It’s been a little over 20 years since Basketball star Len Bias died of a drug overdose. The publicity following Bias’ death, which was (wrongly) attributed to crack cocaine, helped push through the Anti-Drug Abuse Act of 1986, which established a wildly disproportionate punishment for crack cocaine compared to powder cocaine. To quote a recent ACLU report (pdf file), “distribution of just 5 grams of crack carries a minimum 5-year federal prison sentence, while for powder cocaine, distribution of 500 grams – 100 times the amount of crack cocaine – carries the same sentence.”
The law, in practice, is racist and does incredible damage to the Black community. From the ACLU report (emphasis added):
The racial disparity in the application of mandatory minimum sentences for crack cocaine is particularly disturbing. African Americans comprise the vast majority of those convicted of crack cocaine offenses, while the majority of those convicted for powder cocaine offenses are white. This is true, despite the fact that whites and Hispanics form the majority of crack users. For example, in 2003, whites constituted 7.8% and African Americans constituted more than 80% of the defendants sentenced under the harsh federal crack cocaine laws, despite the fact that more than 66% of crack cocaine users in the United States are white or Hispanic. Due in large part to the sentencing disparity based on the form of the drug, African Americans serve substantially more time in prison for drug offenses than do whites. The average sentence for a crack cocaine offense in 2003, which was 123 months, was 3.5 years longer than the average sentence of 81 months for an offense involving the powder form of the drug. Also due in large part to mandatory minimum sentences for drug offenses, from 1994 to 2003, the difference between the average time African American offenders served in prison increased by 77%, compared to an increase of 28% for white drug offenders. African Americans now serve virtually as much time in prison for a drug offense at 58.7 months, as whites do for a violent offense at 61.7 months. The fact that African American defendants received the mandatory sentences more often than white defendants who were eligible for a mandatory minimum sentence, further supports the racially discriminatory impact of mandatory minimum penalties.
Mandatory minimums limits a judge’s discretion to make allowances for mitigating circumstances. This has particularly nasty consequences for people who are financially dependant on crack dealers, or who suffer from domestic violence – which means, most of the time, women getting screwed over. From the ACLU report:
Mandatory sentencing laws prohibit judges from considering the many reasons women are involved in or remain silent about a partner or family member’s drug activity such as domestic violence and financial dependency. Sentencing policies, particularly the mandatory minimum for low-level crack offenses, subject women who are low-level participants to the same or harsher sentences as the major dealers in a drug organization.
The primary difference between crack cocaine and powder cocaine, as far as engagement with our legal system goes, is that most people convicted for possession of crack are Black, whereas most people convicted for possession of powder cocaine are white. That is systematic racism at work, throwing Blacks in prison and ripping apart Black families. It says something horrible about our society that we find this state of affairs acceptable.
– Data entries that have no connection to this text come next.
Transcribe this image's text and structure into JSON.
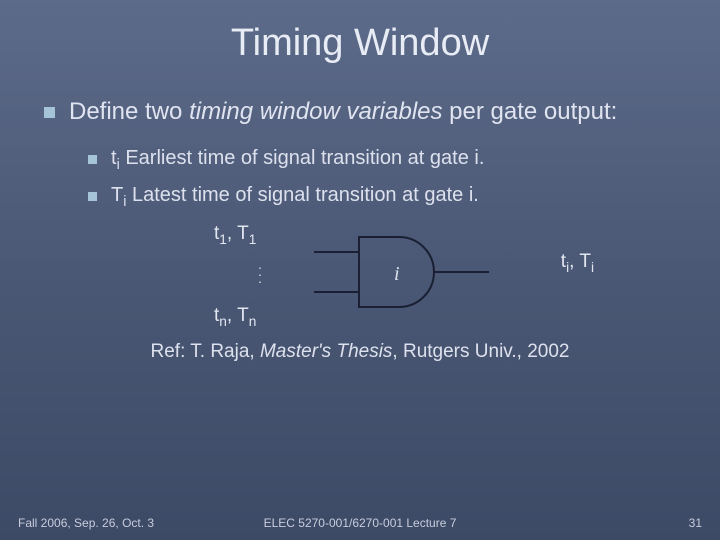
{
  "title": "Timing Window",
  "main_point": {
    "prefix": "Define two ",
    "italic": "timing window variables",
    "suffix": " per gate output:"
  },
  "sub1": {
    "var": "t",
    "sub": "i",
    "desc": "  Earliest time of signal transition at gate i."
  },
  "sub2": {
    "var": "T",
    "sub": "i",
    "desc": " Latest time of signal transition at gate i."
  },
  "diagram": {
    "top": {
      "a": "t",
      "asub": "1",
      "b": "T",
      "bsub": "1"
    },
    "bot": {
      "a": "t",
      "asub": "n",
      "b": "T",
      "bsub": "n"
    },
    "gate_label": "i",
    "out": {
      "a": "t",
      "asub": "i",
      "b": "T",
      "bsub": "i"
    }
  },
  "reference": {
    "prefix": "Ref: T. Raja, ",
    "italic": "Master's Thesis",
    "suffix": ", Rutgers Univ., 2002"
  },
  "footer": {
    "left": "Fall 2006, Sep. 26, Oct. 3",
    "mid": "ELEC 5270-001/6270-001 Lecture 7",
    "right": "31"
  }
}
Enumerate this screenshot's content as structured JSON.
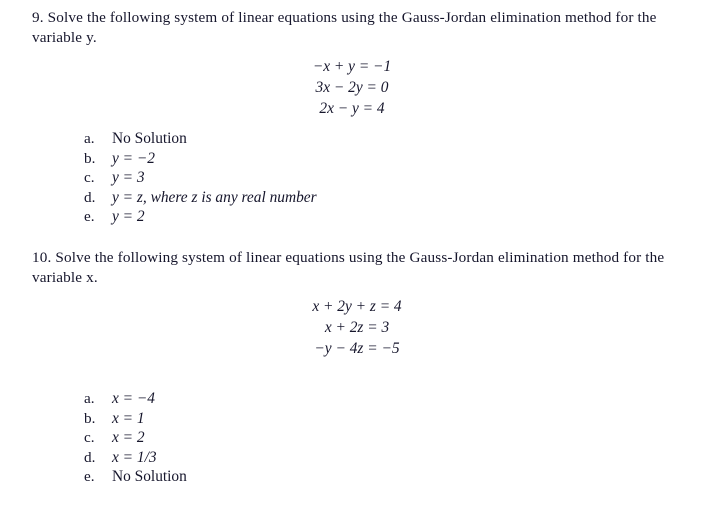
{
  "document": {
    "background_color": "#ffffff",
    "text_color": "#16162c"
  },
  "questions": [
    {
      "id": "question-9",
      "number": "9.",
      "stem": "9.  Solve the following system of linear equations using the Gauss-Jordan elimination method for the variable y.",
      "variable": "y",
      "equations": [
        "−x + y = −1",
        "3x − 2y = 0",
        "2x − y = 4"
      ],
      "choices": [
        {
          "letter": "a.",
          "text": "No Solution"
        },
        {
          "letter": "b.",
          "text": "y = −2"
        },
        {
          "letter": "c.",
          "text": "y = 3"
        },
        {
          "letter": "d.",
          "text": "y = z, where z is any real number"
        },
        {
          "letter": "e.",
          "text": "y = 2"
        }
      ]
    },
    {
      "id": "question-10",
      "number": "10.",
      "stem": "10.  Solve the following system of linear equations using the Gauss-Jordan elimination method for the variable x.",
      "variable": "x",
      "equations": [
        "x + 2y + z = 4",
        "x + 2z = 3",
        "−y − 4z = −5"
      ],
      "choices": [
        {
          "letter": "a.",
          "text": "x = −4"
        },
        {
          "letter": "b.",
          "text": "x = 1"
        },
        {
          "letter": "c.",
          "text": "x = 2"
        },
        {
          "letter": "d.",
          "text": "x = 1/3"
        },
        {
          "letter": "e.",
          "text": "No Solution"
        }
      ]
    }
  ]
}
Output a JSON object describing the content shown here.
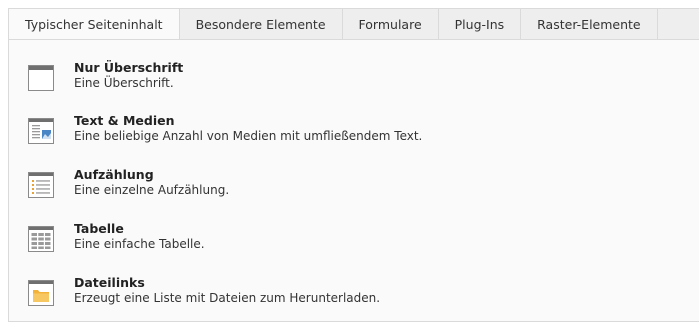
{
  "tabs": [
    {
      "label": "Typischer Seiteninhalt",
      "active": true
    },
    {
      "label": "Besondere Elemente",
      "active": false
    },
    {
      "label": "Formulare",
      "active": false
    },
    {
      "label": "Plug-Ins",
      "active": false
    },
    {
      "label": "Raster-Elemente",
      "active": false
    }
  ],
  "items": [
    {
      "title": "Nur Überschrift",
      "description": "Eine Überschrift.",
      "icon": "header-icon"
    },
    {
      "title": "Text & Medien",
      "description": "Eine beliebige Anzahl von Medien mit umfließendem Text.",
      "icon": "text-media-icon"
    },
    {
      "title": "Aufzählung",
      "description": "Eine einzelne Aufzählung.",
      "icon": "bullet-list-icon"
    },
    {
      "title": "Tabelle",
      "description": "Eine einfache Tabelle.",
      "icon": "table-icon"
    },
    {
      "title": "Dateilinks",
      "description": "Erzeugt eine Liste mit Dateien zum Herunterladen.",
      "icon": "file-links-icon"
    }
  ],
  "colors": {
    "accent_blue": "#4a86c5",
    "folder_orange": "#f3b33a",
    "icon_gray": "#7a7a7a"
  }
}
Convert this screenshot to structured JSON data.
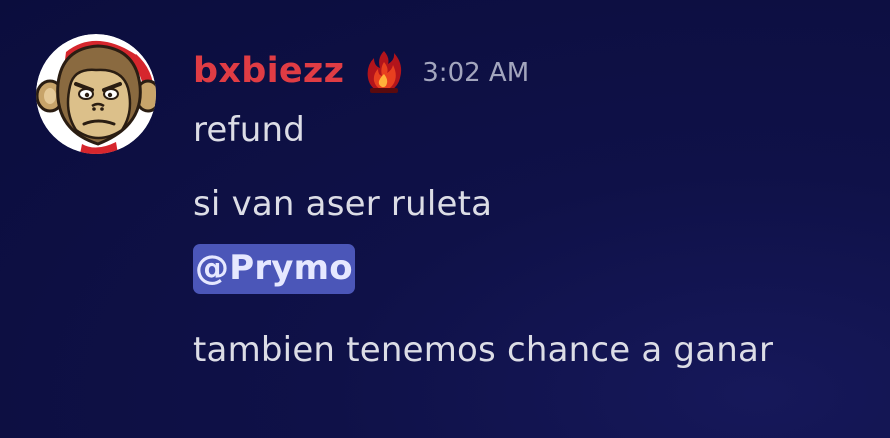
{
  "message": {
    "author": "bxbiezz",
    "timestamp": "3:02 AM",
    "author_color": "#e03c44",
    "avatar_icon": "monkey-avatar-icon",
    "badge_icon": "flame-role-badge-icon",
    "lines": [
      "refund",
      "si van aser ruleta",
      "@Prymo",
      "tambien tenemos chance a ganar"
    ]
  },
  "colors": {
    "background": "#0f1148",
    "text": "#dcdde6",
    "timestamp": "#a3a6be",
    "mention_bg": "#4b56b8"
  }
}
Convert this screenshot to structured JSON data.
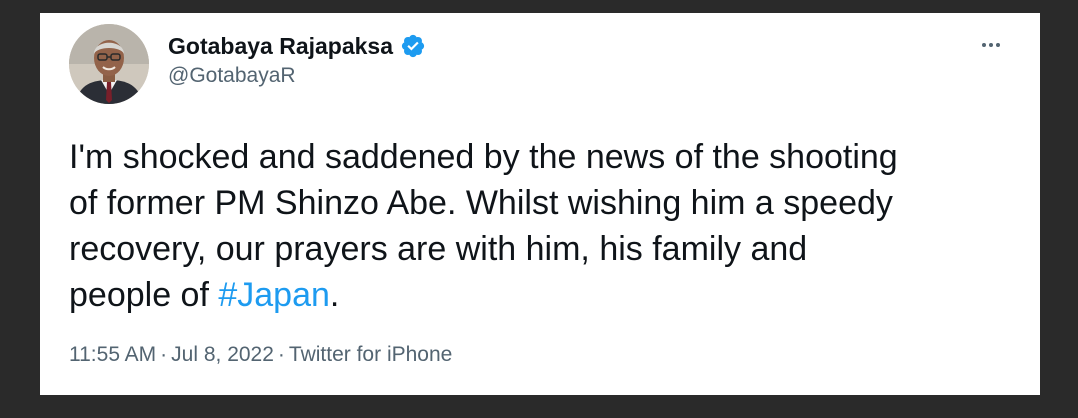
{
  "author": {
    "display_name": "Gotabaya Rajapaksa",
    "handle": "@GotabayaR",
    "verified": true,
    "verified_color": "#1d9bf0"
  },
  "menu": {
    "icon": "more-horizontal-icon"
  },
  "tweet": {
    "text_before_hashtag": "I'm shocked and saddened by the news of the shooting\nof former PM Shinzo Abe. Whilst wishing him a speedy\nrecovery, our prayers are with him, his family and\npeople of ",
    "hashtag": "#Japan",
    "text_after_hashtag": "."
  },
  "meta": {
    "time": "11:55 AM",
    "separator": "·",
    "date": "Jul 8, 2022",
    "source": "Twitter for iPhone"
  },
  "colors": {
    "link": "#1d9bf0",
    "text": "#0f1419",
    "secondary": "#536471"
  }
}
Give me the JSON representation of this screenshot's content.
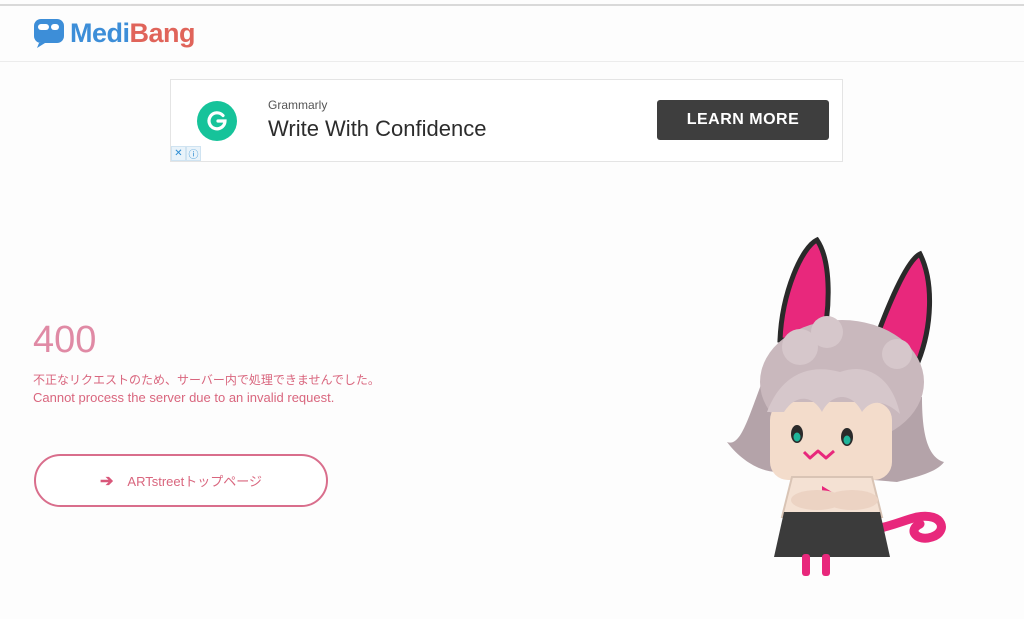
{
  "header": {
    "logo_medi": "Medi",
    "logo_bang": "Bang"
  },
  "ad": {
    "brand": "Grammarly",
    "headline": "Write With Confidence",
    "cta_label": "LEARN MORE",
    "close_glyph": "✕",
    "info_glyph": "ⓘ",
    "logo_letter": "G"
  },
  "error": {
    "code": "400",
    "message_ja": "不正なリクエストのため、サーバー内で処理できませんでした。",
    "message_en": "Cannot process the server due to an invalid request."
  },
  "home_button": {
    "arrow": "➔",
    "label": "ARTstreetトップページ"
  },
  "colors": {
    "brand_blue": "#3d8ed8",
    "brand_red": "#e0645a",
    "accent_pink": "#d9667e",
    "ad_green": "#16c39a"
  }
}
You could argue that this sentencing mismatch wasn’t intended to be racial when it was first passed – but the racial effects of these laws have been known for well over a decade. Despite knowing that the effect of the sentencing guidelines to put Blacks into prison for years more than whites, for the same or often lesser crimes, Congress has three times refused to reform the law. (Protecting the 100/1 ratio is the only time Congress has ever refused to follow the unanimous recommendation of the committee that advices Congress on sentencing).
Will a new, (barely) Democratic-dominated Congress restore some measure of justice to sentencing? I’d like to think they will, but many of them are probably afraid of being labeled “soft” on crack users.